Author Contributions

Conceived and designed the experiments: Wrote the first draft of the manuscript: CRK. Contributed to the writing of the manuscript: RC. ICMJE criteria for authorship read and met: CRK RC. Agree with manuscript results and conclusions: CRK RC.

References

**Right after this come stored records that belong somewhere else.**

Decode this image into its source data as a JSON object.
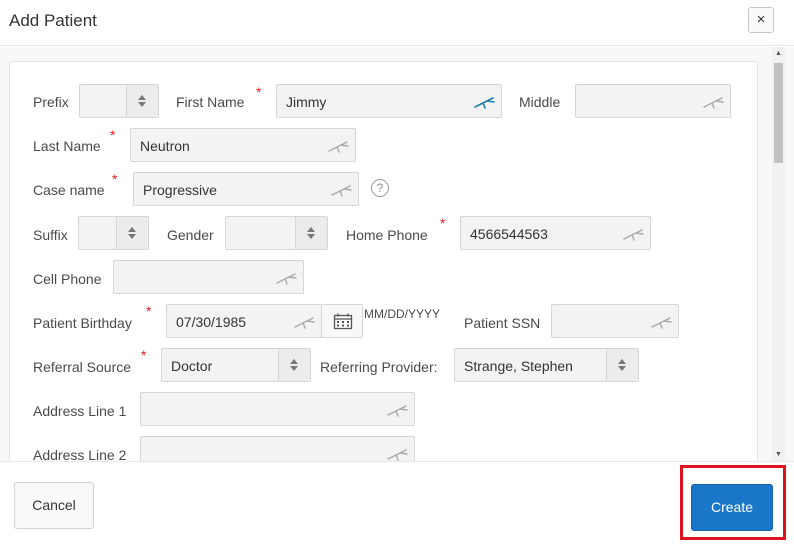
{
  "dialog": {
    "title": "Add Patient",
    "close_symbol": "×",
    "cancel_label": "Cancel",
    "create_label": "Create"
  },
  "fields": {
    "prefix": {
      "label": "Prefix",
      "value": ""
    },
    "first_name": {
      "label": "First Name",
      "value": "Jimmy"
    },
    "middle": {
      "label": "Middle",
      "value": ""
    },
    "last_name": {
      "label": "Last Name",
      "value": "Neutron"
    },
    "case_name": {
      "label": "Case name",
      "value": "Progressive",
      "help_symbol": "?"
    },
    "suffix": {
      "label": "Suffix",
      "value": ""
    },
    "gender": {
      "label": "Gender",
      "value": ""
    },
    "home_phone": {
      "label": "Home Phone",
      "value": "4566544563"
    },
    "cell_phone": {
      "label": "Cell Phone",
      "value": ""
    },
    "patient_birthday": {
      "label": "Patient Birthday",
      "value": "07/30/1985",
      "format_hint": "MM/DD/YYYY"
    },
    "patient_ssn": {
      "label": "Patient SSN",
      "value": ""
    },
    "referral_source": {
      "label": "Referral Source",
      "value": "Doctor"
    },
    "referring_provider": {
      "label": "Referring Provider:",
      "value": "Strange, Stephen"
    },
    "address_line_1": {
      "label": "Address Line 1",
      "value": ""
    },
    "address_line_2": {
      "label": "Address Line 2",
      "value": ""
    }
  },
  "required_marker": "*",
  "icons": {
    "field_tool": "pen-icon",
    "calendar": "calendar-icon",
    "help": "help-icon"
  },
  "colors": {
    "accent": "#1a76c8",
    "required": "#e02020",
    "highlight_box": "#e0121f",
    "active_tool_icon": "#1b7fa8"
  }
}
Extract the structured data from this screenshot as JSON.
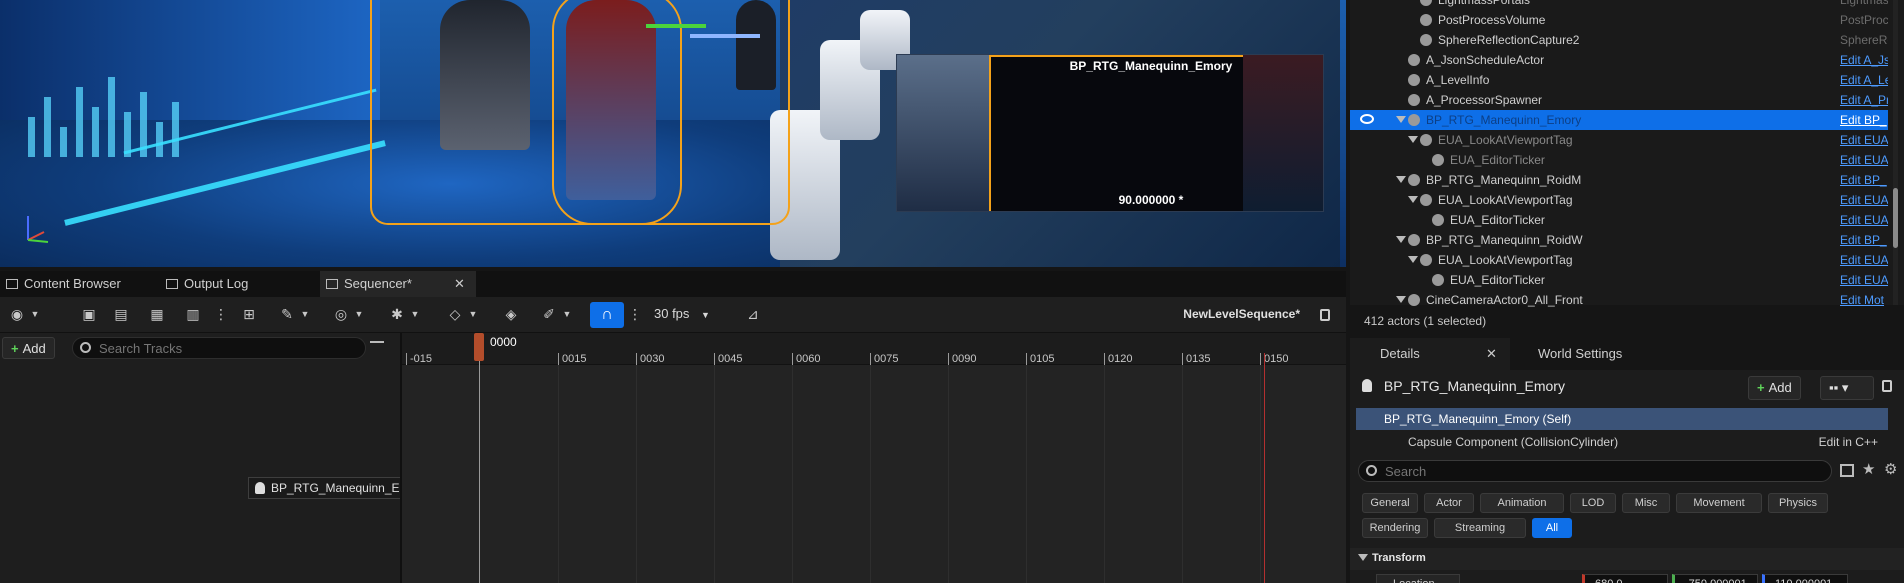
{
  "viewport": {
    "preview_title": "BP_RTG_Manequinn_Emory",
    "preview_value": "90.000000 *"
  },
  "outliner": {
    "rows": [
      {
        "name": "LightmassPortals",
        "type": "Lightmas"
      },
      {
        "name": "PostProcessVolume",
        "type": "PostProc"
      },
      {
        "name": "SphereReflectionCapture2",
        "type": "SphereRe"
      },
      {
        "name": "A_JsonScheduleActor",
        "type": "Edit A_Js"
      },
      {
        "name": "A_LevelInfo",
        "type": "Edit A_Le"
      },
      {
        "name": "A_ProcessorSpawner",
        "type": "Edit A_Pr"
      },
      {
        "name": "BP_RTG_Manequinn_Emory",
        "type": "Edit BP_"
      },
      {
        "name": "EUA_LookAtViewportTag",
        "type": "Edit EUA"
      },
      {
        "name": "EUA_EditorTicker",
        "type": "Edit EUA"
      },
      {
        "name": "BP_RTG_Manequinn_RoidM",
        "type": "Edit BP_"
      },
      {
        "name": "EUA_LookAtViewportTag",
        "type": "Edit EUA"
      },
      {
        "name": "EUA_EditorTicker",
        "type": "Edit EUA"
      },
      {
        "name": "BP_RTG_Manequinn_RoidW",
        "type": "Edit BP_"
      },
      {
        "name": "EUA_LookAtViewportTag",
        "type": "Edit EUA"
      },
      {
        "name": "EUA_EditorTicker",
        "type": "Edit EUA"
      },
      {
        "name": "CineCameraActor0_All_Front",
        "type": "Edit Mot"
      }
    ],
    "actor_count": "412 actors (1 selected)"
  },
  "details": {
    "tab_details": "Details",
    "tab_world": "World Settings",
    "header": "BP_RTG_Manequinn_Emory",
    "add_label": "Add",
    "component_self": "BP_RTG_Manequinn_Emory (Self)",
    "component_capsule": "Capsule Component (CollisionCylinder)",
    "edit_cpp": "Edit in C++",
    "search_placeholder": "Search",
    "categories": [
      "General",
      "Actor",
      "Animation",
      "LOD",
      "Misc",
      "Movement",
      "Physics",
      "Rendering",
      "Streaming",
      "All"
    ],
    "section_transform": "Transform",
    "location_label": "Location",
    "location_x": "680.0",
    "location_y": "-750.000001",
    "location_z": "110.000001"
  },
  "sequencer": {
    "tabs": [
      "Content Browser",
      "Output Log",
      "Sequencer*"
    ],
    "add_label": "Add",
    "search_placeholder": "Search Tracks",
    "fps": "30 fps",
    "sequence_name": "NewLevelSequence*",
    "playhead_frame": "0000",
    "track_name": "BP_RTG_Manequinn_Emory",
    "ruler_labels": [
      "-015",
      "0015",
      "0030",
      "0045",
      "0060",
      "0075",
      "0090",
      "0105",
      "0120",
      "0135",
      "0150"
    ]
  },
  "colors": {
    "selection": "#0e6fe8",
    "link": "#4d9bff",
    "outline": "#f4a21a",
    "end_marker": "#b33030"
  }
}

  1. 1. Severe P, Juste MA, Ambroise A, Eliacin L, Marchand C, et al. (2010) Early versus standard antiretroviral therapy for HIV-infected adults in Haiti. N Engl J Med 363: 257–265. doi: 10.1056/nejmoa0910370
  2. 2. Cohen MS, Chen YQ, McCauley M, Gamble T, Hosseinipour MC, et al. (2011) Prevention of HIV-1 infection with early antiretroviral therapy. N Engl J Med 365: 493–505. doi: 10.1056/nejmoa1105243
  3. 3. Medecins Sans Frontieres (n.d.) Access to antiretrovirals; Untangling the Web of ARV Price Reductions. Available: http://utw.msfaccess.org. Accessed 30 May 2012.
  4. 4. WHO (2010) Antiretroviral therapy for HIV infection in adults and adolescents: recommendations for a public health approach – 2010 revision. World Health Organization doi: 10.1111/j.1468-1293.2011.00914.x
  5. 5. Campbell TB, Smeaton LM, Kumarasamy N, Flanigan T, Klingman KL, et al. (2012) Efficacy and safety of three antiretroviral regimens for initial treatment of hiv-1: a randomized clinical trial in diverse multinational settings. PLoS Med 9: e1001290 10.1371/journal.pmed.1001290.
  6. 6. Gallant JE, DeJesus E, Arribas JR, Pozniak AL, Gazzard B, et al. (2006) Tenofovir DF, emtricitabine, and efavirenz vs. zidovudine, lamivudine, and efavirenz for HIV. N Engl J Med 354: 251–60. doi: 10.1056/nejmoa051871
  7. 7. Jouquet G, Bygrave H, Kranzer K, Ford N, Gadot L, et al. (2011) Cost and cost-effectiveness of switching from d4T or AZT to a TDF-based first-line regimen in a resource-limited setting in rural Lesotho. J Acquir Immune Defic Syndr 58: e68–e74. doi: 10.1097/qai.0b013e31822a9f8d
  8. 8. Wirtz VJ, Santa-Ana-Tellez Y, Trout CH, Kaplan WA (2012) Allocating scarce financial resources for HIV treatment: benchmarking prices of antiretroviral medicines in Latin America. Health Policy Plan. Epub ahead of print 24 February 2012 doi: 10.1093/heapol/czs011
  9. 9. Kenyon C, Wearne N, Burton R, Meintjes G (2011) The risks of concurrent treatment with tenofovir and aminoglycosides in patients with HIV-associated Tuberculosis. South Afr J HIV Med 43–45.
  10. 10. Cohen K, Grant A, Dandara C, McIlleron H, Pemba L, et al. (2009) Effect of rifampicin-based antitubercular therapy and the cytochrome P450 2B6 516G>T polymorphism on efavirenz concentrations in adults in South Africa. Antivir Ther 14: 687–695.
  11. 11. Thompson MA, Aberg JA, Cahn P, Montaner JS, Rizzardini G, et al. (2010) Antiretroviral treatment of adult HIV infection: 2010 recommendations of the International AIDS Society-USA panel. JAMA 304: 321. doi: 10.1001/jama.2010.1004
  12. 12. Kambugu A (2012) Pre-ART HIV resistance testing in Africa: are we there yet? Lancet Infect Dis 12: 261. doi: 10.1016/s1473-3099(11)70280-8
  13. 13. Markowitz M, Zolopa A, Ruane P (2011) GS-7340 demonstrates greater declines in HIV-1 RNA than TDF during 14 days of monotherapy in HIV-1-infected subjects. 18th Conference on Retroviruses and Opportunistic Infections (CROI 2011). Boston.